- A state-employed visiting nurse could freely decide to tell an AIDS patient and his partner that God "doesn't like the homosexual lifestyle" and that they need to pray for salvation. 12
- A court hearing a religious discrimination claim by a pharmacist fired for refusing to dispense emergency contraception could find that it is unable to consider the inability of the pharmacy's clients to obtain the medicine they need on a timely basis even though time is a critical factor in the use and efficacy of emergency contraception.
The National Women's Law Center fears that, as written, WRFA would allow employees to "use their religion in order to justify dangerous or discriminatory behavior against women."13 In addition, the American Civil Liberties Union believes that, "there simply is no reason to create a standard under WRFA that.would result in harm to critical personal or civil rights. Congress can, and should, pass legislation that focuses narrowly on the real problems of scheduling time off for religious holidays and the wearing of religious apparel or a beard."14

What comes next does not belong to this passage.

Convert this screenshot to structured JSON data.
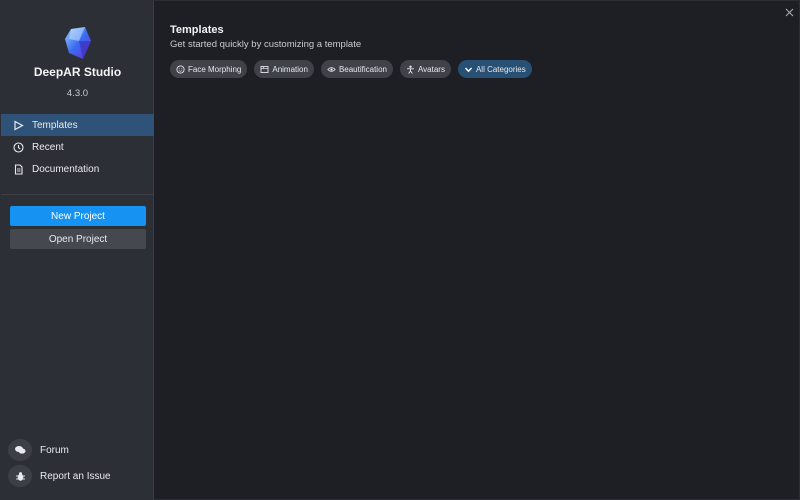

For more information about the Workplace Religious Freedom Act, please visit:
National Women's Law Center www.nwlc.org
American Civil Liberties Union www.aclu.org
Planned Parenthood Federation of America www.ppfa.org
1 Senate and House Bill, Workplace Religious Freedom Act of 2005, Filed 17 March 2005, accessed 8 April 2005, < http://thomas.loc.gov/cgi-bin/bdquery/z?d109:SN00677: >.
3 Most of the scenarios included in this update are examples from previously decided cases that legal experts fear may be in jeopardy if this new law passes.
4 Shelton v. Univ. of Medicine & Dentistry of New Jersey , 223 F.3d 220 (3d Cir. 2000).
5 Shelton v. Univ. of Medicine & Dentistry of New Jersey , 223 F.3d 220 (3d Cir. 2000).
6 Workplace Religious Freedom Act of 2005.
7 Workplace Religious Freedom Act: A Threat to Women. ( Washington , DC : National Women's Law Center , June 2004), accessed 8 April 2005, < http://www.nwlc.org/pdf/WRFAFactSheetJune2004.pdf >.
8 De minimis is a Latin expression meaning about minimal things, suggesting that law is not interested in trivial matters or something which is beneath judicial notice
9 Trans World Airlines, Inc. v. Hardison , 432 U.S. 63, 84 (1977).
< en.wikipedia.org/wiki/De_minimus >.
10 Workplace Religious Freedom Act of 2005; Rodriguez v. City of Chicago , 156 F.3d 771 (7th Cir. 1998).
11 "Workplace Religious Freedom Act: A Threat to Women."; Knight v. Conn. Dep't of Public Health , 275 F.3d 156 (2nd Cir. 2001).
12 American Civil Liberties Union , " ACLU Letter on the Harmful Effect of S. 893, the Workplace Religious Freedom Act, on Critical Personal and Civil Rights," Letter published June 2, 2004, accessed 11 April 2005, < http://www.aclu.org/ReligiousLiberty/ReligiousLiberty.cfm
13 "Workplace Religious Freedom Act: A Threat to Women."
14 " ACLU Letter on the Harmful Effect of S. 893, the Workplace Religious Freedom Act, on Critical Personal and Civil Rights."